Gateway X is my venture studio, from which I launch companies.

This was really my way of using Gateway X to finance my business while lying to myself and pretending I wasn't…

Up to now, I showed you simplified numbers to help you understand how we got here. It’s time to look at the actual balance sheet.

By Jan 1st, 2024, here’s what our balance sheet looked like:

Total liabilities of $1,720,955.78. That’s well over a million in debt!

To deal with it, we hatched a plan. We had to grow ad spend and ROAS at the same time. That’s tough to pull off together because one is scale and the other is efficiency.

But if we accomplished that, we’d pull out of the nose dive that started in Q4. We had a good plan in place with a small but mighty team.

The first couple of months we saw some good improvements.

But by March, things started looking bleak. We came together and agreed that if we couldn’t achieve our target of 1.4 ROAS within weeks, we’d need to make some major changes.

Despite a few Hail Marys and some small wins, we just didn’t get there.

As April closed out, this was our balance sheet and the PnL:

We owed $1.5 million to creditors and had lost $100k in April.

Worse, this debt wasn’t confined to just one of my companies.

Gateway X was on the hook for >$500k of this. It had a huge risk of putting a hole in our balance sheet and eating up the profits from other businesses.

It was a huge mess. I haven’t felt “stressed’ in a while but I definitely felt stressed about all this.

We also had two amazing people working full time and it was clear that had to change quickly.
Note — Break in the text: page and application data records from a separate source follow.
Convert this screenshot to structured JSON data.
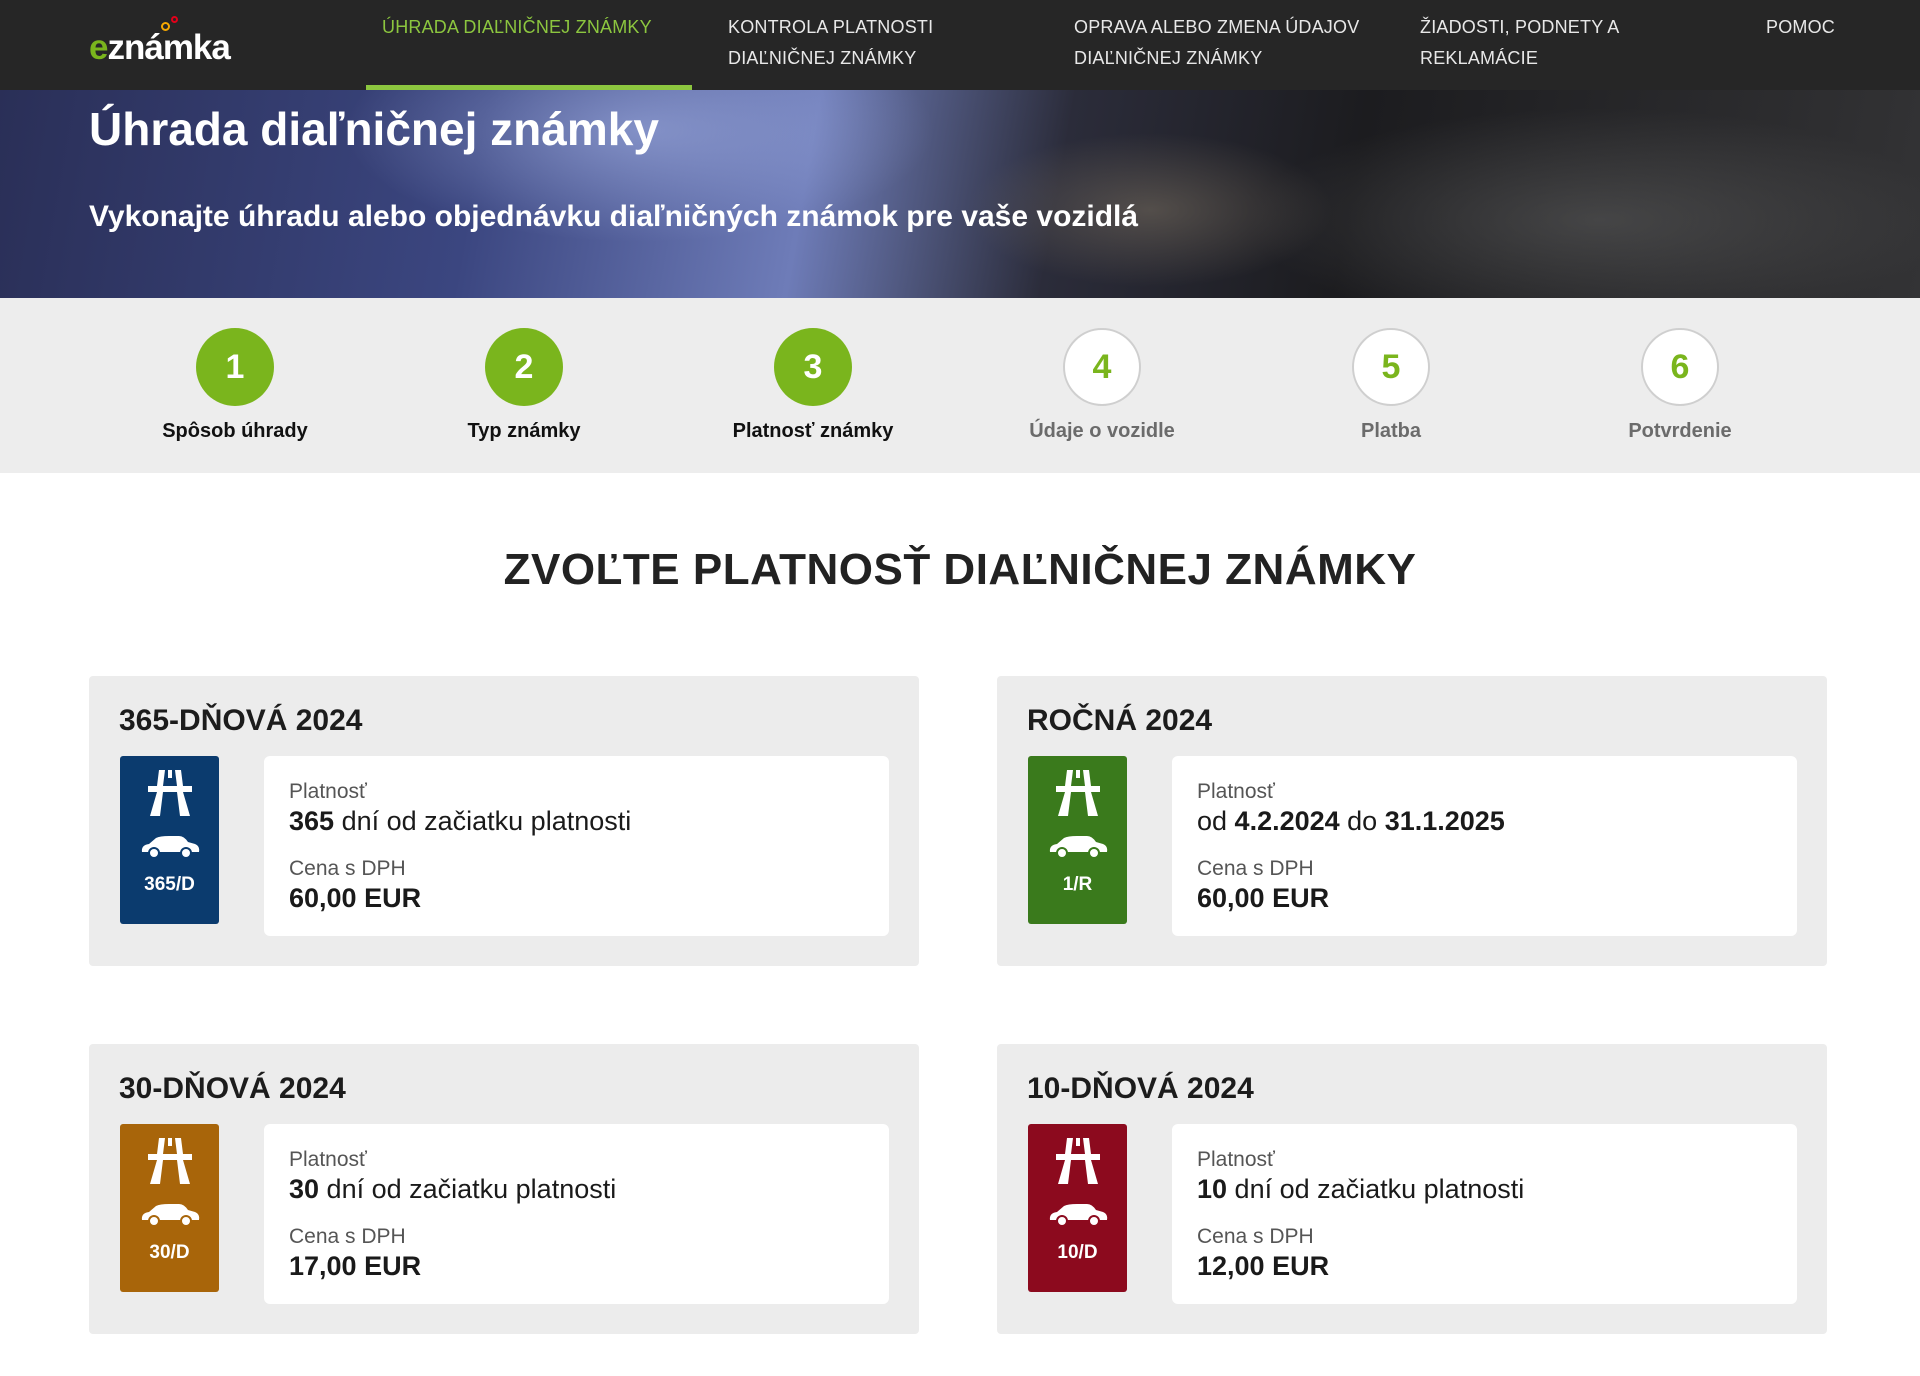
{
  "logo": {
    "e": "e",
    "rest": "známka"
  },
  "nav": [
    {
      "line1": "ÚHRADA DIAĽNIČNEJ ZNÁMKY",
      "line2": ""
    },
    {
      "line1": "KONTROLA PLATNOSTI",
      "line2": "DIAĽNIČNEJ ZNÁMKY"
    },
    {
      "line1": "OPRAVA ALEBO ZMENA ÚDAJOV",
      "line2": "DIAĽNIČNEJ ZNÁMKY"
    },
    {
      "line1": "ŽIADOSTI, PODNETY A",
      "line2": "REKLAMÁCIE"
    },
    {
      "line1": "POMOC",
      "line2": ""
    }
  ],
  "hero": {
    "title": "Úhrada diaľničnej známky",
    "subtitle": "Vykonajte úhradu alebo objednávku diaľničných známok pre vaše vozidlá"
  },
  "steps": [
    {
      "num": "1",
      "label": "Spôsob úhrady",
      "state": "done"
    },
    {
      "num": "2",
      "label": "Typ známky",
      "state": "done"
    },
    {
      "num": "3",
      "label": "Platnosť známky",
      "state": "done"
    },
    {
      "num": "4",
      "label": "Údaje o vozidle",
      "state": "todo"
    },
    {
      "num": "5",
      "label": "Platba",
      "state": "todo"
    },
    {
      "num": "6",
      "label": "Potvrdenie",
      "state": "todo"
    }
  ],
  "section_title": "ZVOĽTE PLATNOSŤ DIAĽNIČNEJ ZNÁMKY",
  "labels": {
    "validity": "Platnosť",
    "price": "Cena s DPH"
  },
  "cards": [
    {
      "title": "365-DŇOVÁ 2024",
      "badge_code": "365/D",
      "badge_color": "#0b3b6e",
      "validity_bold": "365",
      "validity_rest": " dní od začiatku platnosti",
      "price": "60,00 EUR"
    },
    {
      "title": "ROČNÁ 2024",
      "badge_code": "1/R",
      "badge_color": "#3a7a1c",
      "validity_from": "od ",
      "date_from": "4.2.2024",
      "validity_to": " do ",
      "date_to": "31.1.2025",
      "price": "60,00 EUR"
    },
    {
      "title": "30-DŇOVÁ 2024",
      "badge_code": "30/D",
      "badge_color": "#a8650a",
      "validity_bold": "30",
      "validity_rest": " dní od začiatku platnosti",
      "price": "17,00 EUR"
    },
    {
      "title": "10-DŇOVÁ 2024",
      "badge_code": "10/D",
      "badge_color": "#8c0a1e",
      "validity_bold": "10",
      "validity_rest": " dní od začiatku platnosti",
      "price": "12,00 EUR"
    }
  ]
}
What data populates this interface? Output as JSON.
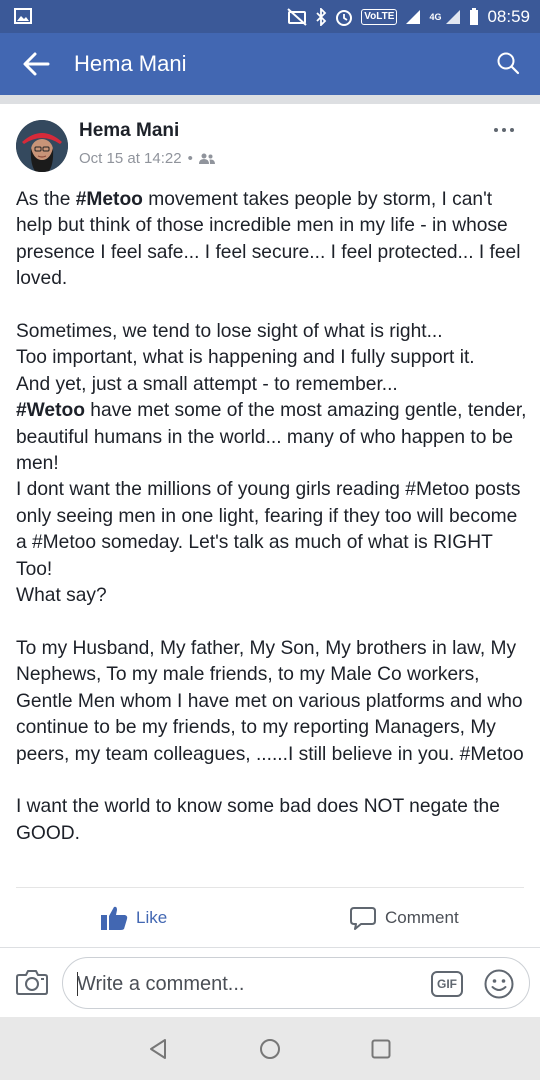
{
  "status_bar": {
    "volte": "VoLTE",
    "network": "4G",
    "time": "08:59"
  },
  "nav": {
    "title": "Hema Mani",
    "back_icon": "arrow-left-icon",
    "search_icon": "search-icon"
  },
  "post": {
    "author": "Hema Mani",
    "timestamp": "Oct 15 at 14:22",
    "separator": "•",
    "privacy_icon": "friends-icon",
    "more_icon": "more-horizontal-icon",
    "paragraph1": {
      "p1": "As the ",
      "tag1": "#Metoo",
      "p2": " movement takes people by storm, I can't help but think of those incredible men in my life - in whose presence I feel safe... I feel secure... I feel protected... I feel loved."
    },
    "paragraph2": {
      "line1": "Sometimes, we tend to lose sight of what is right...",
      "line2": "Too important, what is happening and I fully support it.",
      "line3": "And yet, just a small attempt - to remember...",
      "tag2": "#Wetoo",
      "line4": " have met some of the most amazing gentle, tender, beautiful humans in the world... many of who happen to be men!",
      "line5": "I dont want the millions of young girls reading #Metoo posts only seeing men in one light, fearing if they too will become a #Metoo someday. Let's talk as much of what is RIGHT Too!",
      "line6": "What say?"
    },
    "paragraph3": "To my Husband, My father, My Son, My brothers in law, My Nephews, To my male friends, to my Male Co workers, Gentle Men whom I have met on various platforms and who continue to be my friends, to my reporting Managers, My peers, my team colleagues, ......I still believe in you. #Metoo",
    "paragraph4": "I want the world to know some bad does NOT negate the GOOD.",
    "like_label": "Like",
    "comment_label": "Comment"
  },
  "composer": {
    "placeholder": "Write a comment...",
    "gif_label": "GIF"
  },
  "colors": {
    "status_bar": "#3b5998",
    "nav_bar": "#4267b2",
    "like_blue": "#4267b2"
  }
}
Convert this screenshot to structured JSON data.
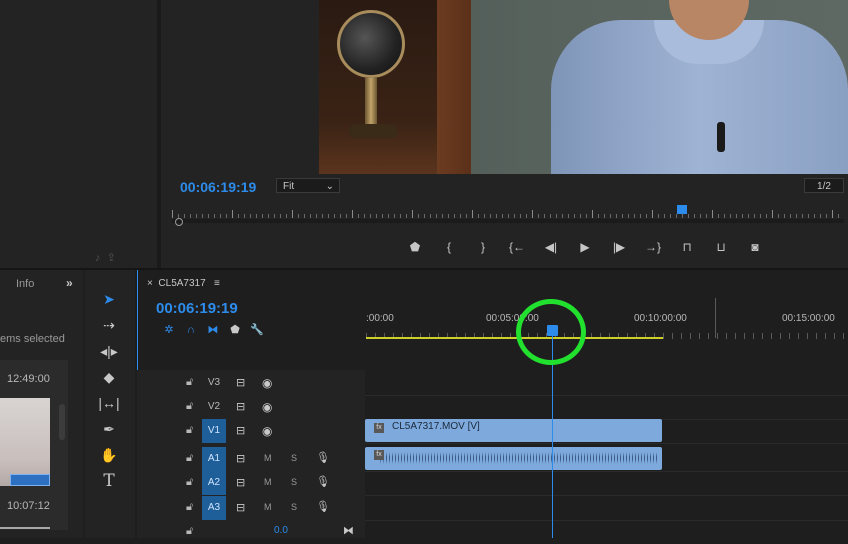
{
  "program_monitor": {
    "timecode": "00:06:19:19",
    "zoom": "Fit",
    "resolution": "1/2",
    "transport_icons": [
      "add-marker-icon",
      "mark-in-icon",
      "mark-out-icon",
      "go-to-in-icon",
      "step-back-icon",
      "play-icon",
      "step-forward-icon",
      "go-to-out-icon",
      "lift-icon",
      "extract-icon",
      "export-frame-icon"
    ]
  },
  "left_panel": {
    "tab_info": "Info",
    "more": "»",
    "items_selected": "ems selected",
    "thumb_time_1": "12:49:00",
    "thumb_time_2": "10:07:12"
  },
  "tools": [
    "selection-tool-icon",
    "track-select-tool-icon",
    "ripple-edit-tool-icon",
    "razor-tool-icon",
    "slip-tool-icon",
    "pen-tool-icon",
    "hand-tool-icon",
    "type-tool-icon"
  ],
  "timeline": {
    "close": "×",
    "sequence_name": "CL5A7317",
    "menu": "≡",
    "timecode": "00:06:19:19",
    "ruler_labels": [
      ":00:00",
      "00:05:00:00",
      "00:10:00:00",
      "00:15:00:00"
    ],
    "tracks": {
      "v3": {
        "label": "V3"
      },
      "v2": {
        "label": "V2"
      },
      "v1": {
        "label": "V1"
      },
      "a1": {
        "label": "A1",
        "m": "M",
        "s": "S"
      },
      "a2": {
        "label": "A2",
        "m": "M",
        "s": "S"
      },
      "a3": {
        "label": "A3",
        "m": "M",
        "s": "S"
      },
      "master": {
        "volume": "0.0"
      }
    },
    "clip_video_name": "CL5A7317.MOV [V]",
    "fx_label": "fx"
  },
  "colors": {
    "accent": "#2d8ceb",
    "clip": "#7ea9dc",
    "highlight": "#22e02e",
    "workarea": "#cfcf2a"
  }
}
Regardless, it was time to take decisive action. Here is what we did next…

[Tune in next week for how we restructured the business in May.]

-jesse